Managing director, Havas Worldwide Melbourne
Course director and lecturer in advertising strategy for RMIT University’s Masters of Advertising program
DISAGREE – What consumers say they’re going to do, and what they actually do, can be two very different things. So anything that taps into the subconscious mind and provides an accurate read on emotional engagement and longterm memory encoding of marketing activities should be of critical interest to marketers.
And that is exactly what neuroscience research can provide. But, as with any emerging area of research, there will be professional providers, and not-so-professional providers.
The best neuroscience providers have invested significantly in validating their research activities, through subjecting their projects to peer review and independent validation.
The best neuroscience providers will ensure sample sizes are of significant enough scale to provide robust results (e.g. samples greater than 100) and conduct their research in naturalistic environments.
So the questions marketers really have to ask themselves are:

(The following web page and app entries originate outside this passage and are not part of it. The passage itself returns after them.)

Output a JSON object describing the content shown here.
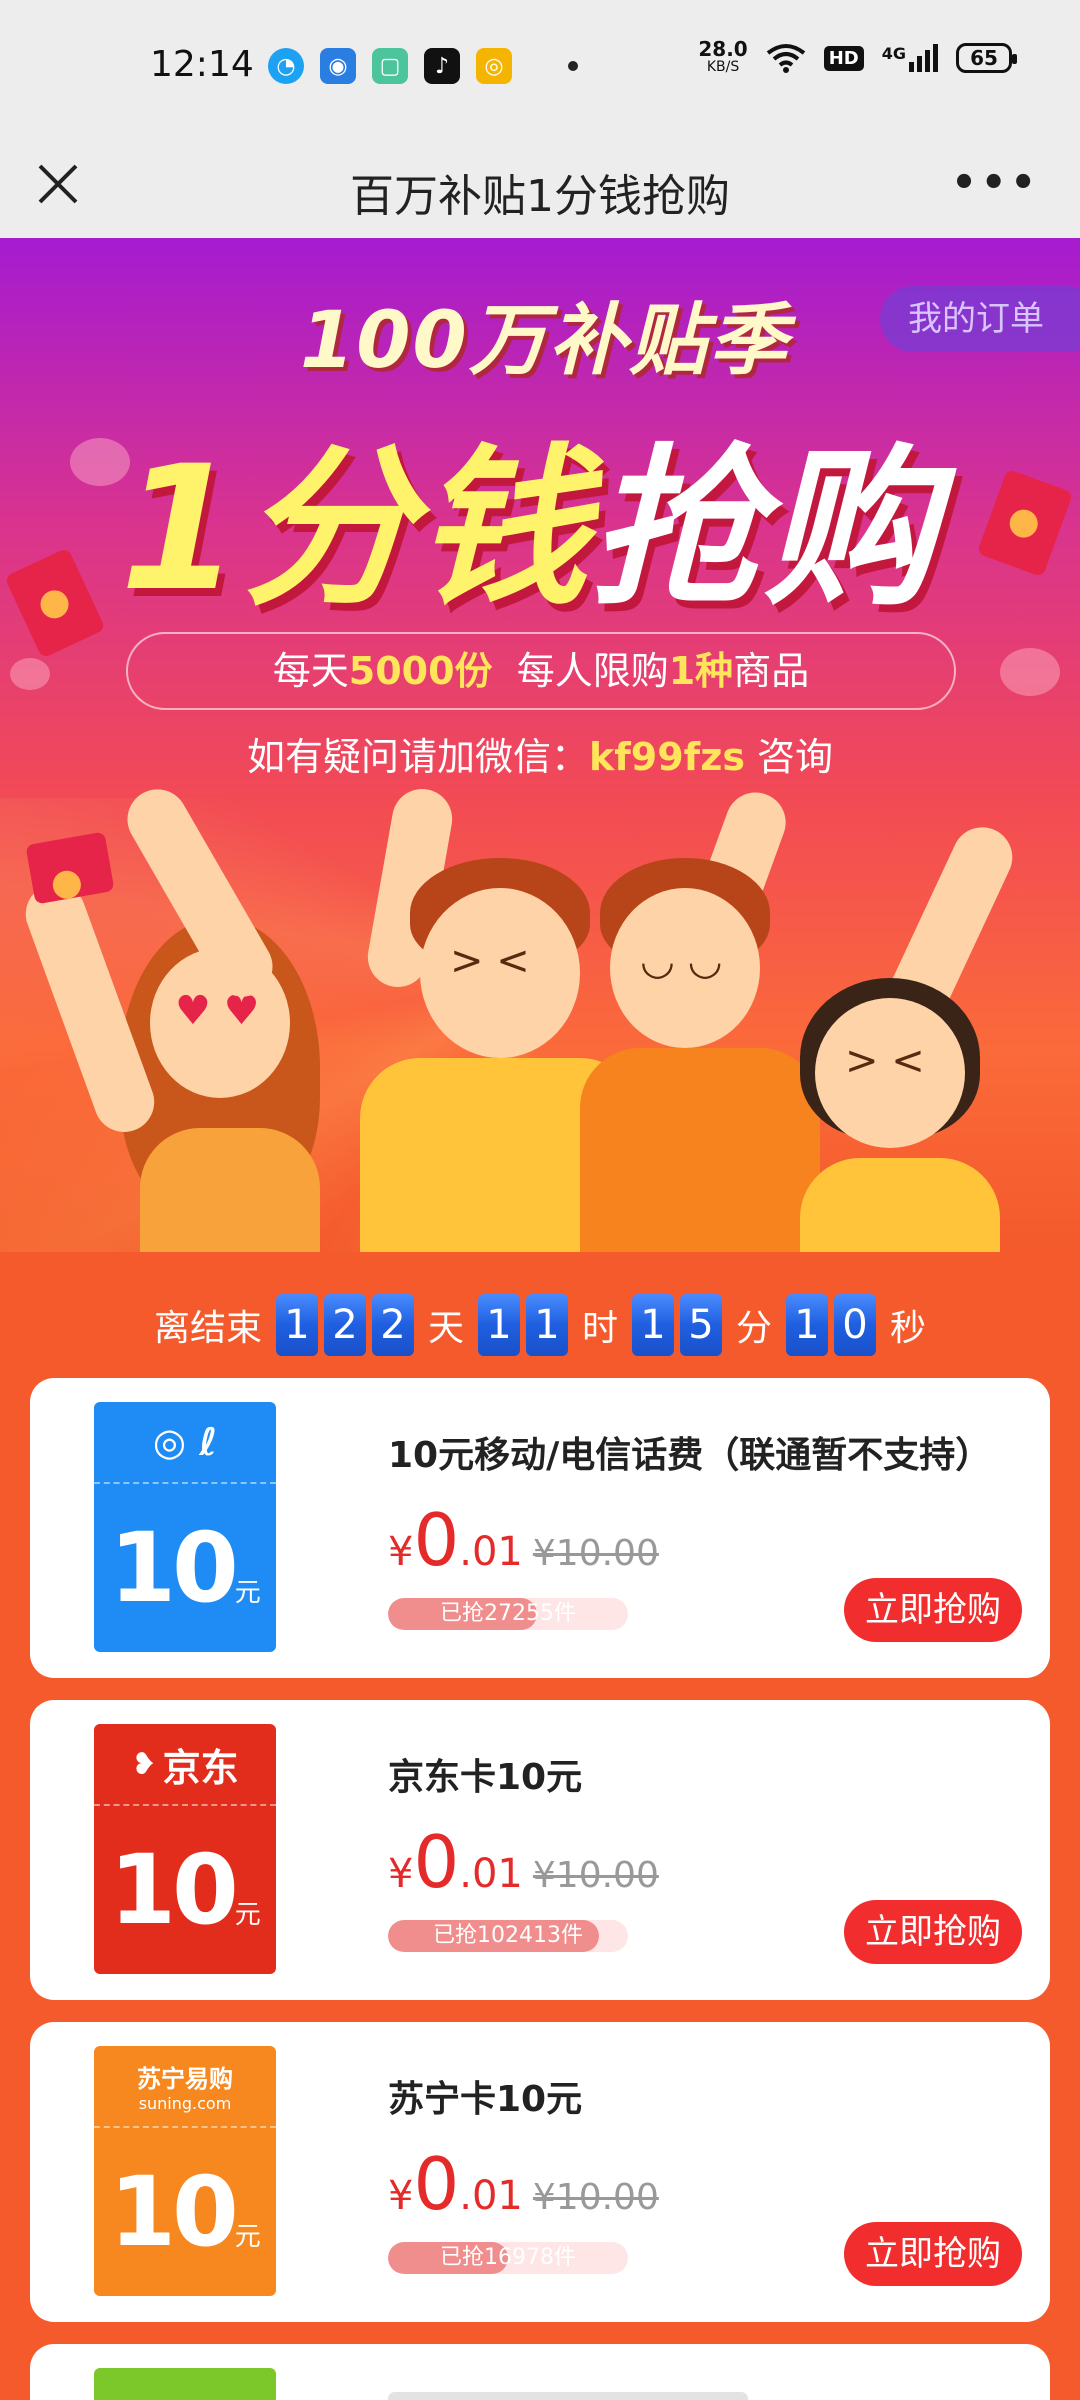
{
  "status_bar": {
    "time": "12:14",
    "net_speed_value": "28.0",
    "net_speed_unit": "KB/S",
    "hd": "HD",
    "network": "4G",
    "battery": "65"
  },
  "header": {
    "title": "百万补贴1分钱抢购"
  },
  "hero": {
    "season_title": "100万补贴季",
    "my_orders_label": "我的订单",
    "main_title_yellow": "1分钱",
    "main_title_white": "抢购",
    "quota_parts": [
      "每天",
      "5000份",
      "  每人限购",
      "1种",
      "商品"
    ],
    "wechat_prefix": "如有疑问请加微信：",
    "wechat_id": "kf99fzs",
    "wechat_suffix": " 咨询"
  },
  "countdown": {
    "prefix": "离结束",
    "days_digits": [
      "1",
      "2",
      "2"
    ],
    "days_label": "天",
    "hours_digits": [
      "1",
      "1"
    ],
    "hours_label": "时",
    "minutes_digits": [
      "1",
      "5"
    ],
    "minutes_label": "分",
    "seconds_digits": [
      "1",
      "0"
    ],
    "seconds_label": "秒"
  },
  "products": [
    {
      "name": "10元移动/电信话费（联通暂不支持）",
      "thumb_brand": "◎ ℓ",
      "thumb_value": "10",
      "thumb_unit": "元",
      "thumb_color": "#1f8cf5",
      "price_symbol": "¥",
      "price_int": "0",
      "price_dec": ".01",
      "original_price": "¥10.00",
      "sold_text": "已抢27255件",
      "sold_fraction": 0.62,
      "button": "立即抢购"
    },
    {
      "name": "京东卡10元",
      "thumb_brand": "京东",
      "thumb_value": "10",
      "thumb_unit": "元",
      "thumb_color": "#e32d1c",
      "price_symbol": "¥",
      "price_int": "0",
      "price_dec": ".01",
      "original_price": "¥10.00",
      "sold_text": "已抢102413件",
      "sold_fraction": 0.88,
      "button": "立即抢购"
    },
    {
      "name": "苏宁卡10元",
      "thumb_brand": "苏宁易购",
      "thumb_sub": "suning.com",
      "thumb_value": "10",
      "thumb_unit": "元",
      "thumb_color": "#f7881f",
      "price_symbol": "¥",
      "price_int": "0",
      "price_dec": ".01",
      "original_price": "¥10.00",
      "sold_text": "已抢16978件",
      "sold_fraction": 0.5,
      "button": "立即抢购"
    }
  ],
  "colors": {
    "accent_red": "#f12d2d",
    "page_bg": "#f45a2b",
    "countdown_blue": "#1f5fe0"
  }
}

1. Has a link been proven between brain activity, memory encoding and the subsequent effectiveness of marketing activities?
Decades of research from Rossiter, Silberstein and Nield, for example, would strongly suggest yes.
2. Are there current providers of neuroscience research that have scientifically proven techniques to read this brain activity accurately?
Some will and some won’t. But one provider who certainly does, and one we should be very proud of locally, is Neuro-Insight, who started in Australia, but is now a global player in this space.
3. Can neuroscience research improve my marketing activities before I implement them?
I wouldn’t dare answer this question on behalf of marketers, but if the first two questions are answered yes… then in my opinion, there is only one conclusion!
Managing partner, Forethought Research
NEUTRAL – Here and now? Neuroscience is the classic product-driven service: largely, a medical device looking for new markets. Can it help marketers? Yes …and no.
Investigation by scientists like Professor Antonio Damasio have advanced our understanding that people are not entirely rational – marketing research has long been able to quantify the rational drivers in consumer choice – but that our decisions are also a function of our nonconscious emotions. So, in many ways, neuroscience was marketing’s great hope for a lens into our non-conscious discrete emotions. But in fact it is some years from being that.
So what can neuroscience offer marketers? It can tell you whether your communication is activating arousal and approach or avoidance – in layman’s terms that is ‘good’ or ‘bad’ – but that’s a crude insight. If one of your marketing objectives is to ensure that your audience is ‘learning’ and therefore consistent with the persuasion school then the answer is yes, neuroscience can tell you what has been encoded into long-term memory. But these science-based approaches do not address the main questions marketers need to have answered.
In 2011 the Advertising Research Foundation conducted a study into the efficacy and contribution of neuroscience. Sixteen commercial sponsors and an independent panel tested the output of eight neuromarketing vendors.
Addressing the ability of neuromarketing to measure discrete emotions the reviewers found: “Measuring ‘attention’ (and related reactions such as arousal) is less complex than measuring specific emotions and purchase intent.
“The experts’ consensus is that reactions to one specific region of the brain cannot always be interpreted as indicative of one specific emotion.” The findings also queried where the neuromarketers’ science stopped and their opinions started.